Another week, another comic from DC’s new 52 to try out. This time, I’m giving Animal Man a shot.
Not that I originally was going to. I’ve read Animal Man in the past- both during Grant Morrison’s character-establishing run and later with Jamie Delano’s horror-tinted tenure. I even enjoyed his role in the weekly 52 series from a few years ago. Part of Animal Man’s appeal has been the quirky narrative the writers have always sustained, as well as the “grounded” nature of his abilities (well, until 52, when he received an upgrade and was able to draw on any animal in the universe, which is a cool concept) and his family dynamic. Especially now, as an older man, I like the idea that Animal Man is a family guy that has super powers and tries to balance both.
So when I saw that Animal Man was a part of DC’s new reboot / relaunch / whatever, I was vaguely apprehensive. One of DC’s changes to their line was to reintegrate the Vertigo range into their main comic book continuity. The DC Vertigo series (such as Hellblazer and Swamp Thing) have always, I felt, worked best under their own banner, where they got to play in a more mature, separate sandbox and not be sucked in to things such as banal company-wide crossovers. And initially, I wasn’t crazy about the cover. I love the idea of it- there is something strikingly surreal about Animal Man having the roots of what I imagine is the mythical Tree of Life into his head / back, and symbolically placing him above the animals- but the artwork looked a bit murky to me. It really grew on me, however. After hearing some good things about the series, I decided to pick up the first issue.
So, was it worth it?
I’d give it a resounding Yes.
In the way that I found Stormwatch to be a refreshing take on science fiction for DC, Animal Man slowly drifts into the horror realm, and it is awesome. Jeff Lemire’s expertly paced script gives us an overview of Buddy Baker’s life (the opening newspaper-style interview page was a brilliant touch), establishing his current state as not only a hero, but pop culture icon, animal rights activist, and now indie movie star. We are privy to a household scene featuring everyday family’s problems, such as his daughter wanting a dog and his son wanting to film him in action to send to the Justice League (humorously, for an audition tape). After Buddy deals with a hostage situation, things begin to shift towards the dark and mysterious; why was Buddy’s body reacting to his accessing his powers so boldly? What is the meaning of the disturbing dream he has? Who was the Hunters Three? And just how is Maxine able to do that?
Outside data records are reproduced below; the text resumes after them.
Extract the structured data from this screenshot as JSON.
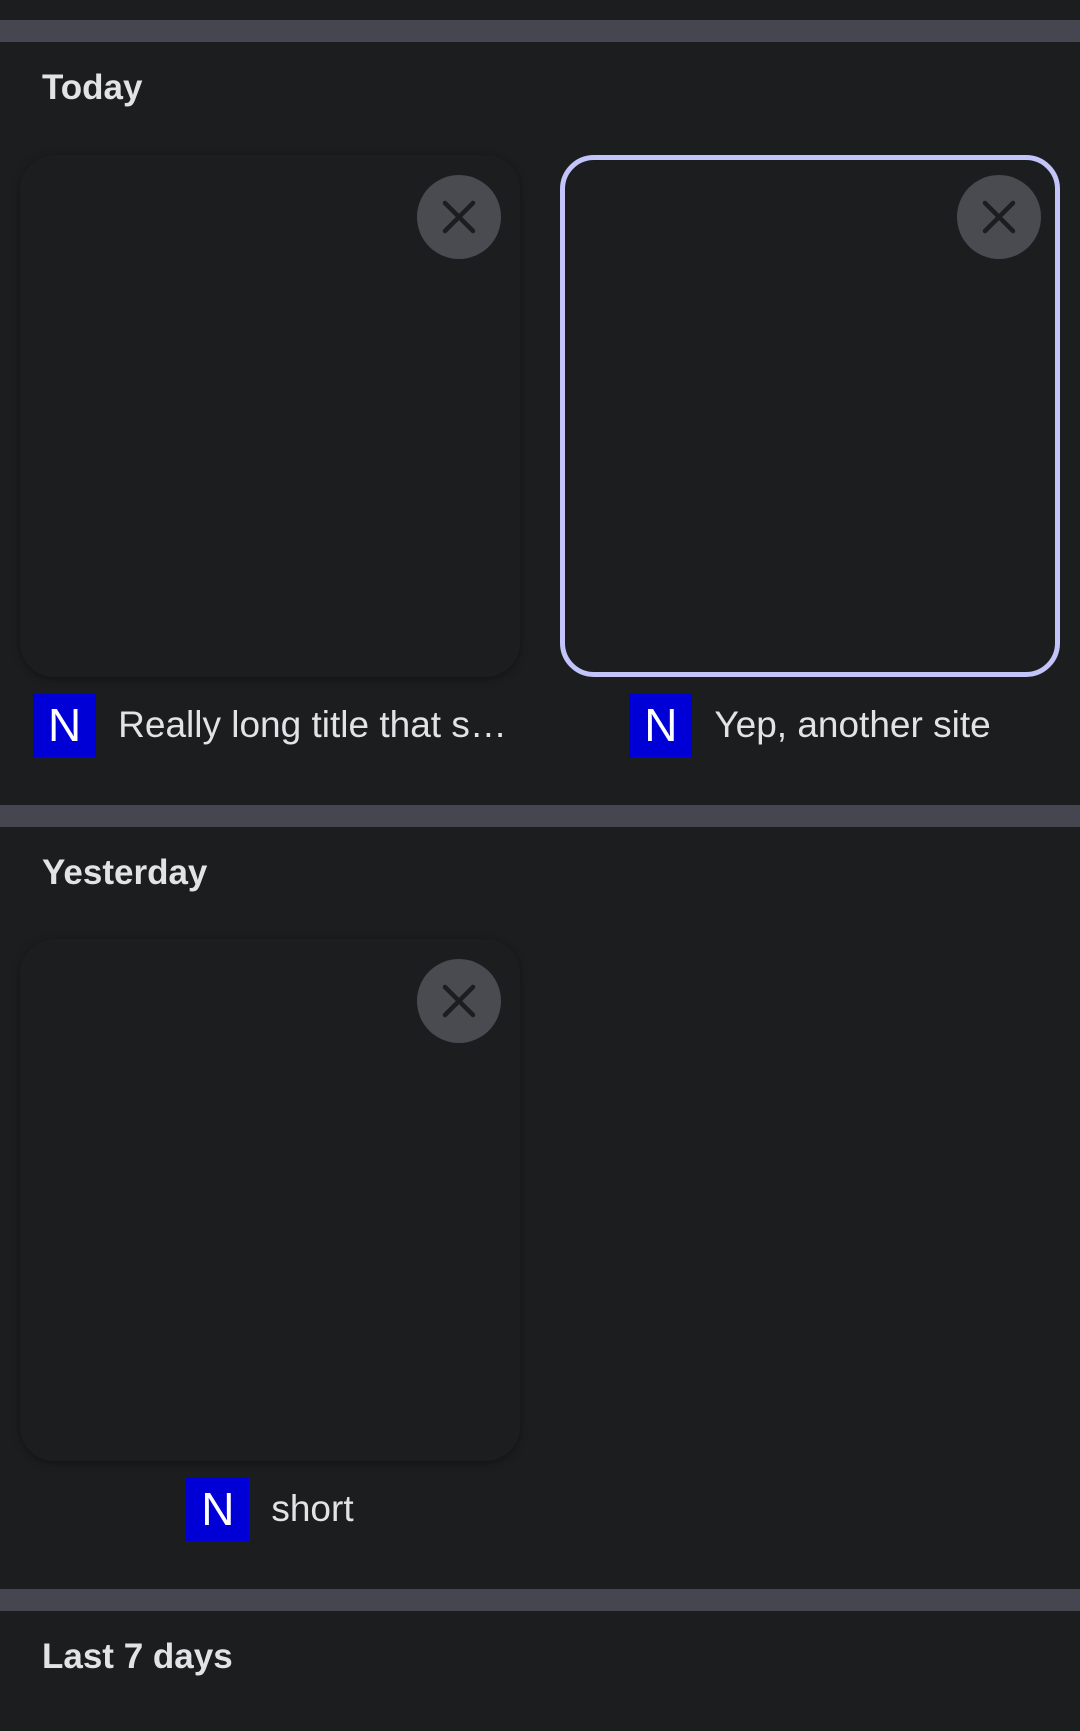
{
  "sections": [
    {
      "title": "Today",
      "tiles": [
        {
          "favicon_letter": "N",
          "title": "Really long title that s…",
          "selected": false
        },
        {
          "favicon_letter": "N",
          "title": "Yep, another site",
          "selected": true
        }
      ]
    },
    {
      "title": "Yesterday",
      "tiles": [
        {
          "favicon_letter": "N",
          "title": "short",
          "selected": false
        }
      ]
    },
    {
      "title": "Last 7 days",
      "tiles": []
    }
  ],
  "icons": {
    "close": "close-icon",
    "favicon": "site-favicon-icon"
  },
  "colors": {
    "background": "#1b1d1f",
    "divider": "#45464f",
    "selection_border": "#c2c4fa",
    "close_button_bg": "#4a4b50",
    "favicon_bg": "#0000d6",
    "text": "#e3e3e6"
  }
}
Animal Man #1 beautifully lays the framework for the premiere storyline. It leaves you craving the next installment, but it also does something more. It gives depth to Buddy’s relationship with his family. It provides a potentially heartbreaking conflict with his daughter. There is a strong human element running through this story, tied up in Baker’s familly, and it forms the core of this series. As a family man myself, I find this incredibly appealing, and I was impressed with Lemire’s skills to make this work so well in just one issue.
Despite my initial hesitation regarding the cover, I found Travel Foreman’s interior artwork to be solid in most parts. There are some spots I found murky or plain odd. The full-page shot of Animal Man taking flight looks awkward; his head doesn’t look proportionate to the rest of his body. Later on, the inking on his face when his eyes are bleeding looks murky thanks to the crosshatching, which is slightly distracting given the overall powerful scene. However, the standout piece has to be the dream sequence, which looks deliciously surreal and, frankly, beautiful in black, white, and red. Baker’s transformation into nerve endings is a creepy touch and the revelation of the Hunters is great.
With a stunning debut issue, Animal Man has done its job and hooked me as a monthly reader. If the series maintains this level of quality, it will be one of the best series to come out of DC’s New 52. Highly recommended.